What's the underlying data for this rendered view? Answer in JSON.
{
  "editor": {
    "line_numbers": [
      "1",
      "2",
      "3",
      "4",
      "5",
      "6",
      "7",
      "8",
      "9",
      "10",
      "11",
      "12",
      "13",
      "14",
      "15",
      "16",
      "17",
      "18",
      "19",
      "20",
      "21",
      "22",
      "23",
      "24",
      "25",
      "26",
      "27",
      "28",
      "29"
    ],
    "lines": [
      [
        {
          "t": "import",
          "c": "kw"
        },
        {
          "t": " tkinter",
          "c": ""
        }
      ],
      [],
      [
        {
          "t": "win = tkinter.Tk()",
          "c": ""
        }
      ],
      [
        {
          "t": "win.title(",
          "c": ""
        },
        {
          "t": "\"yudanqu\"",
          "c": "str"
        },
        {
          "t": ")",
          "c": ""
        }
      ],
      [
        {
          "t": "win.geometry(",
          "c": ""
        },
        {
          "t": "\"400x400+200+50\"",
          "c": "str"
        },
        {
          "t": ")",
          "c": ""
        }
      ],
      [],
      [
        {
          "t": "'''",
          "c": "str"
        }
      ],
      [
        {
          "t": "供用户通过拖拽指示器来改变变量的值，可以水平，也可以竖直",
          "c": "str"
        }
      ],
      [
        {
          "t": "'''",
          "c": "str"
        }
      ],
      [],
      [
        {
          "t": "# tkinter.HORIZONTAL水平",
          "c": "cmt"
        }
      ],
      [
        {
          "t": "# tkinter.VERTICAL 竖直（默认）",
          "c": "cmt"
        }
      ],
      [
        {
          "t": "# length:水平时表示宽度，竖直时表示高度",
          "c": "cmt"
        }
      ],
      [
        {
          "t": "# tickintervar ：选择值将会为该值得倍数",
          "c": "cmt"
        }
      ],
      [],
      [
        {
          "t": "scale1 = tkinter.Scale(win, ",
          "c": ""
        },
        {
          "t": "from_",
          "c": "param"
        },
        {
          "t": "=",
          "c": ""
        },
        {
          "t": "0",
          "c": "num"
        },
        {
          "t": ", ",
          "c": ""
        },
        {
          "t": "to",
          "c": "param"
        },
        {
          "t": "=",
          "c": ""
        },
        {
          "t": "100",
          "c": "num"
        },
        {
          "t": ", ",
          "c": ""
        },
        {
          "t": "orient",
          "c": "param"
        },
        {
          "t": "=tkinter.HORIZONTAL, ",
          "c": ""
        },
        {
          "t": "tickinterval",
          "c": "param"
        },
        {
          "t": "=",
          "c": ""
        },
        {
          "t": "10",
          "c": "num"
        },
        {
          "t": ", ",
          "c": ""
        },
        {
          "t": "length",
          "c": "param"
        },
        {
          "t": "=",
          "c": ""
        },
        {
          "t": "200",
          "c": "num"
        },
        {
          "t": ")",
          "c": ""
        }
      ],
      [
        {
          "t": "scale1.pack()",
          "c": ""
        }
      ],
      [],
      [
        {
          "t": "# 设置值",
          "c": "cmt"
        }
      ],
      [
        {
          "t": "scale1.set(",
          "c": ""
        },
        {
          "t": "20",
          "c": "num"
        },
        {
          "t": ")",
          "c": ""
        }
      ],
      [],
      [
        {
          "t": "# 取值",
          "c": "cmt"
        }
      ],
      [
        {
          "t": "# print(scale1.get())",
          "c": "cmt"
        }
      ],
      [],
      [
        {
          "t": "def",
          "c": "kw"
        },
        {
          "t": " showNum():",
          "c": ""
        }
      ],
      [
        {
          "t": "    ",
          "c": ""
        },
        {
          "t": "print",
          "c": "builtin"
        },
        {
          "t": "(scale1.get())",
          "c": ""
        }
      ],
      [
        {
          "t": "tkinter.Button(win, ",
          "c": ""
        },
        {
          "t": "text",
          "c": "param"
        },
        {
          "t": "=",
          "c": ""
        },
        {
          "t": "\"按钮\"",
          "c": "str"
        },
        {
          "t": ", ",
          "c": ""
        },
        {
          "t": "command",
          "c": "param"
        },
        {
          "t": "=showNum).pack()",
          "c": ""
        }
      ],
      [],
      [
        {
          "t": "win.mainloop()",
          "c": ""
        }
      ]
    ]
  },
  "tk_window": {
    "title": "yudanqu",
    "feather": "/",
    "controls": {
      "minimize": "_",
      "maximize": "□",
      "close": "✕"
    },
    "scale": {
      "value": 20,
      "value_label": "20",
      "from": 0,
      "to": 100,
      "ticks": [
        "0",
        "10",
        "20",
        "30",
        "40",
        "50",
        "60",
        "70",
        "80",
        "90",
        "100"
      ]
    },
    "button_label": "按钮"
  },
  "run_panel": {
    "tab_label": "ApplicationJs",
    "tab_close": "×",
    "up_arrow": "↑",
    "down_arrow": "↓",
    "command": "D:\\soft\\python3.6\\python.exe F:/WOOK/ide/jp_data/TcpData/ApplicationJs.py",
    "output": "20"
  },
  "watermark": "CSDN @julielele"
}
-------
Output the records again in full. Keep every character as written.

What's the underlying data for this rendered view? Answer in JSON.
{
  "editor": {
    "line_numbers": [
      "1",
      "2",
      "3",
      "4",
      "5",
      "6",
      "7",
      "8",
      "9",
      "10",
      "11",
      "12",
      "13",
      "14",
      "15",
      "16",
      "17",
      "18",
      "19",
      "20",
      "21",
      "22",
      "23",
      "24",
      "25",
      "26",
      "27",
      "28",
      "29"
    ],
    "lines": [
      [
        {
          "t": "import",
          "c": "kw"
        },
        {
          "t": " tkinter",
          "c": ""
        }
      ],
      [],
      [
        {
          "t": "win = tkinter.Tk()",
          "c": ""
        }
      ],
      [
        {
          "t": "win.title(",
          "c": ""
        },
        {
          "t": "\"yudanqu\"",
          "c": "str"
        },
        {
          "t": ")",
          "c": ""
        }
      ],
      [
        {
          "t": "win.geometry(",
          "c": ""
        },
        {
          "t": "\"400x400+200+50\"",
          "c": "str"
        },
        {
          "t": ")",
          "c": ""
        }
      ],
      [],
      [
        {
          "t": "'''",
          "c": "str"
        }
      ],
      [
        {
          "t": "供用户通过拖拽指示器来改变变量的值，可以水平，也可以竖直",
          "c": "str"
        }
      ],
      [
        {
          "t": "'''",
          "c": "str"
        }
      ],
      [],
      [
        {
          "t": "# tkinter.HORIZONTAL水平",
          "c": "cmt"
        }
      ],
      [
        {
          "t": "# tkinter.VERTICAL 竖直（默认）",
          "c": "cmt"
        }
      ],
      [
        {
          "t": "# length:水平时表示宽度，竖直时表示高度",
          "c": "cmt"
        }
      ],
      [
        {
          "t": "# tickintervar ：选择值将会为该值得倍数",
          "c": "cmt"
        }
      ],
      [],
      [
        {
          "t": "scale1 = tkinter.Scale(win, ",
          "c": ""
        },
        {
          "t": "from_",
          "c": "param"
        },
        {
          "t": "=",
          "c": ""
        },
        {
          "t": "0",
          "c": "num"
        },
        {
          "t": ", ",
          "c": ""
        },
        {
          "t": "to",
          "c": "param"
        },
        {
          "t": "=",
          "c": ""
        },
        {
          "t": "100",
          "c": "num"
        },
        {
          "t": ", ",
          "c": ""
        },
        {
          "t": "orient",
          "c": "param"
        },
        {
          "t": "=tkinter.HORIZONTAL, ",
          "c": ""
        },
        {
          "t": "tickinterval",
          "c": "param"
        },
        {
          "t": "=",
          "c": ""
        },
        {
          "t": "10",
          "c": "num"
        },
        {
          "t": ", ",
          "c": ""
        },
        {
          "t": "length",
          "c": "param"
        },
        {
          "t": "=",
          "c": ""
        },
        {
          "t": "200",
          "c": "num"
        },
        {
          "t": ")",
          "c": ""
        }
      ],
      [
        {
          "t": "scale1.pack()",
          "c": ""
        }
      ],
      [],
      [
        {
          "t": "# 设置值",
          "c": "cmt"
        }
      ],
      [
        {
          "t": "scale1.set(",
          "c": ""
        },
        {
          "t": "20",
          "c": "num"
        },
        {
          "t": ")",
          "c": ""
        }
      ],
      [],
      [
        {
          "t": "# 取值",
          "c": "cmt"
        }
      ],
      [
        {
          "t": "# print(scale1.get())",
          "c": "cmt"
        }
      ],
      [],
      [
        {
          "t": "def",
          "c": "kw"
        },
        {
          "t": " showNum():",
          "c": ""
        }
      ],
      [
        {
          "t": "    ",
          "c": ""
        },
        {
          "t": "print",
          "c": "builtin"
        },
        {
          "t": "(scale1.get())",
          "c": ""
        }
      ],
      [
        {
          "t": "tkinter.Button(win, ",
          "c": ""
        },
        {
          "t": "text",
          "c": "param"
        },
        {
          "t": "=",
          "c": ""
        },
        {
          "t": "\"按钮\"",
          "c": "str"
        },
        {
          "t": ", ",
          "c": ""
        },
        {
          "t": "command",
          "c": "param"
        },
        {
          "t": "=showNum).pack()",
          "c": ""
        }
      ],
      [],
      [
        {
          "t": "win.mainloop()",
          "c": ""
        }
      ]
    ]
  },
  "tk_window": {
    "title": "yudanqu",
    "feather": "/",
    "controls": {
      "minimize": "_",
      "maximize": "□",
      "close": "✕"
    },
    "scale": {
      "value": 20,
      "value_label": "20",
      "from": 0,
      "to": 100,
      "ticks": [
        "0",
        "10",
        "20",
        "30",
        "40",
        "50",
        "60",
        "70",
        "80",
        "90",
        "100"
      ]
    },
    "button_label": "按钮"
  },
  "run_panel": {
    "tab_label": "ApplicationJs",
    "tab_close": "×",
    "up_arrow": "↑",
    "down_arrow": "↓",
    "command": "D:\\soft\\python3.6\\python.exe F:/WOOK/ide/jp_data/TcpData/ApplicationJs.py",
    "output": "20"
  },
  "watermark": "CSDN @julielele"
}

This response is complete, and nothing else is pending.